Stored items from a collection:

•••••

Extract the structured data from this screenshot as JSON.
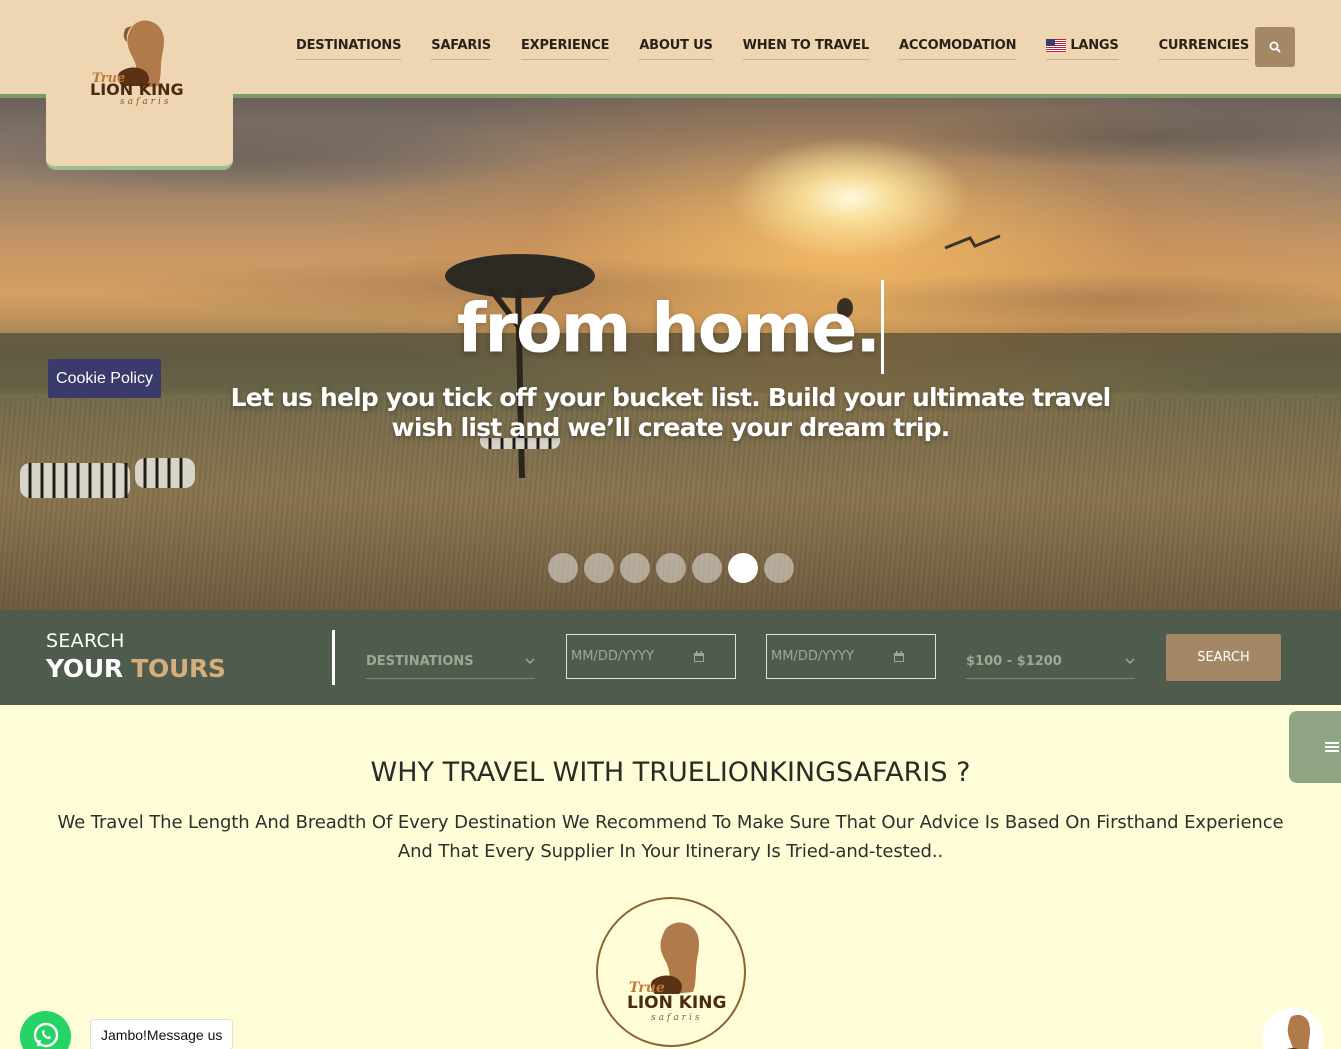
{
  "brand": {
    "logo_top": "True",
    "logo_main": "LION KING",
    "logo_sub": "safaris",
    "colors": {
      "header_bg": "#eed6b2",
      "accent_green": "#7d9a6d",
      "brand_brown": "#a48764",
      "searchbar_bg": "#4f5c4d",
      "page_bg": "#fffdd8",
      "cookie_bg": "#3a3a6c"
    }
  },
  "nav": {
    "items": [
      {
        "label": "DESTINATIONS"
      },
      {
        "label": "SAFARIS"
      },
      {
        "label": "EXPERIENCE"
      },
      {
        "label": "ABOUT US"
      },
      {
        "label": "WHEN TO TRAVEL"
      },
      {
        "label": "ACCOMODATION"
      },
      {
        "label": "LANGS",
        "icon": "us-flag-icon"
      },
      {
        "label": "CURRENCIES"
      }
    ],
    "search_icon": "search-icon"
  },
  "hero": {
    "title": "from home.",
    "subtitle": "Let us help you tick off your bucket list. Build your ultimate travel wish list and we’ll create your dream trip.",
    "slides_total": 7,
    "active_slide": 6
  },
  "cookie": {
    "label": "Cookie Policy"
  },
  "search": {
    "title_line1": "SEARCH",
    "title_word1": "YOUR",
    "title_word2": "TOURS",
    "destinations_placeholder": "DESTINATIONS",
    "date_from_placeholder": "MM/DD/YYYY",
    "date_to_placeholder": "MM/DD/YYYY",
    "price_range": "$100 - $1200",
    "button_label": "SEARCH"
  },
  "why": {
    "title": "WHY TRAVEL WITH TRUELIONKINGSAFARIS ?",
    "text": "We Travel The Length And Breadth Of Every Destination We Recommend To Make Sure That Our Advice Is Based On Firsthand Experience And That Every Supplier In Your Itinerary Is Tried-and-tested.."
  },
  "chat": {
    "bubble": "Jambo!Message us",
    "icon": "whatsapp-icon"
  },
  "side_tab": {
    "icon": "menu-icon"
  }
}
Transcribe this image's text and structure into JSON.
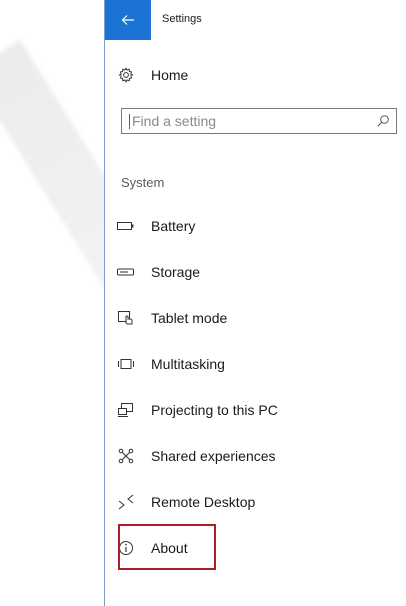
{
  "window": {
    "title": "Settings",
    "back_icon": "back-arrow-icon"
  },
  "home": {
    "label": "Home",
    "icon": "gear-icon"
  },
  "search": {
    "placeholder": "Find a setting",
    "icon": "search-icon"
  },
  "section": {
    "heading": "System"
  },
  "nav": {
    "items": [
      {
        "label": "Battery",
        "icon": "battery-icon"
      },
      {
        "label": "Storage",
        "icon": "storage-icon"
      },
      {
        "label": "Tablet mode",
        "icon": "tablet-mode-icon"
      },
      {
        "label": "Multitasking",
        "icon": "multitasking-icon"
      },
      {
        "label": "Projecting to this PC",
        "icon": "projecting-icon"
      },
      {
        "label": "Shared experiences",
        "icon": "shared-experiences-icon"
      },
      {
        "label": "Remote Desktop",
        "icon": "remote-desktop-icon"
      },
      {
        "label": "About",
        "icon": "info-icon",
        "highlighted": true
      }
    ]
  },
  "colors": {
    "accent": "#1b74d3",
    "highlight_border": "#b01c24",
    "window_border": "#7a9ccf"
  }
}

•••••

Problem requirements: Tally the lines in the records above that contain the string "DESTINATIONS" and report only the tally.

Final answer: 2